ACTION ITEM —
With pictures left out, set down every record word for word.
--- EXTRACTED DATA Enclosed Below ---
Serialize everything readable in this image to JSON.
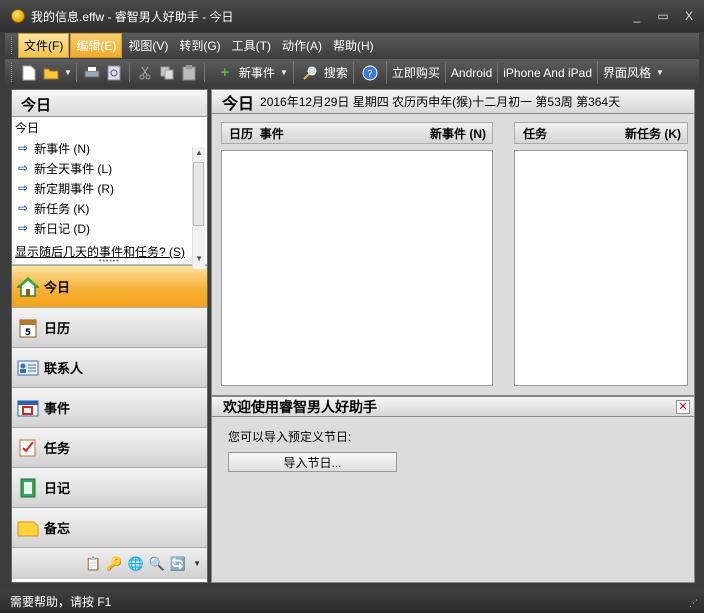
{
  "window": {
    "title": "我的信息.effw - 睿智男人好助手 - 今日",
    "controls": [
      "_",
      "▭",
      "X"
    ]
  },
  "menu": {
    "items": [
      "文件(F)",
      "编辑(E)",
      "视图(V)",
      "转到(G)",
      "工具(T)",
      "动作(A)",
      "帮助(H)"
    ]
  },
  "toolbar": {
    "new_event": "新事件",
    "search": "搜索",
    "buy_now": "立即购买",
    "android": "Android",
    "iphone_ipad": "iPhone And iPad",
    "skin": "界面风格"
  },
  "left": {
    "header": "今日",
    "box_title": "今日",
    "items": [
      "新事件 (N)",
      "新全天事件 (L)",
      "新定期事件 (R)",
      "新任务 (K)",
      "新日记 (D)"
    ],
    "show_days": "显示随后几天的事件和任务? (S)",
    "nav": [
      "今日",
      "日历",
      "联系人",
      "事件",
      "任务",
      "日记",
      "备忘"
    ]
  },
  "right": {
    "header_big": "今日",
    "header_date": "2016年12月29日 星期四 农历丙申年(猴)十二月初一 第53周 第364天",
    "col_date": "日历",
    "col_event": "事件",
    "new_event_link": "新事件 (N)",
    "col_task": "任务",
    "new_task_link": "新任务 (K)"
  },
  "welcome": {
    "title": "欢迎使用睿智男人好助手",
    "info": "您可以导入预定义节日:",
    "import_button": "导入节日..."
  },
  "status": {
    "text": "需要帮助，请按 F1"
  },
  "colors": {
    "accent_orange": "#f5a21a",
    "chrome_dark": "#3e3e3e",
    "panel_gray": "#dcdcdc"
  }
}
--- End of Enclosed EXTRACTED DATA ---
EXERCISE RESPONSE —
Serialize everything readable in this image to JSON.
{
  "window": {
    "title": "我的信息.effw - 睿智男人好助手 - 今日",
    "controls": [
      "_",
      "▭",
      "X"
    ]
  },
  "menu": {
    "items": [
      "文件(F)",
      "编辑(E)",
      "视图(V)",
      "转到(G)",
      "工具(T)",
      "动作(A)",
      "帮助(H)"
    ]
  },
  "toolbar": {
    "new_event": "新事件",
    "search": "搜索",
    "buy_now": "立即购买",
    "android": "Android",
    "iphone_ipad": "iPhone And iPad",
    "skin": "界面风格"
  },
  "left": {
    "header": "今日",
    "box_title": "今日",
    "items": [
      "新事件 (N)",
      "新全天事件 (L)",
      "新定期事件 (R)",
      "新任务 (K)",
      "新日记 (D)"
    ],
    "show_days": "显示随后几天的事件和任务? (S)",
    "nav": [
      "今日",
      "日历",
      "联系人",
      "事件",
      "任务",
      "日记",
      "备忘"
    ]
  },
  "right": {
    "header_big": "今日",
    "header_date": "2016年12月29日 星期四 农历丙申年(猴)十二月初一 第53周 第364天",
    "col_date": "日历",
    "col_event": "事件",
    "new_event_link": "新事件 (N)",
    "col_task": "任务",
    "new_task_link": "新任务 (K)"
  },
  "welcome": {
    "title": "欢迎使用睿智男人好助手",
    "info": "您可以导入预定义节日:",
    "import_button": "导入节日..."
  },
  "status": {
    "text": "需要帮助，请按 F1"
  },
  "colors": {
    "accent_orange": "#f5a21a",
    "chrome_dark": "#3e3e3e",
    "panel_gray": "#dcdcdc"
  }
}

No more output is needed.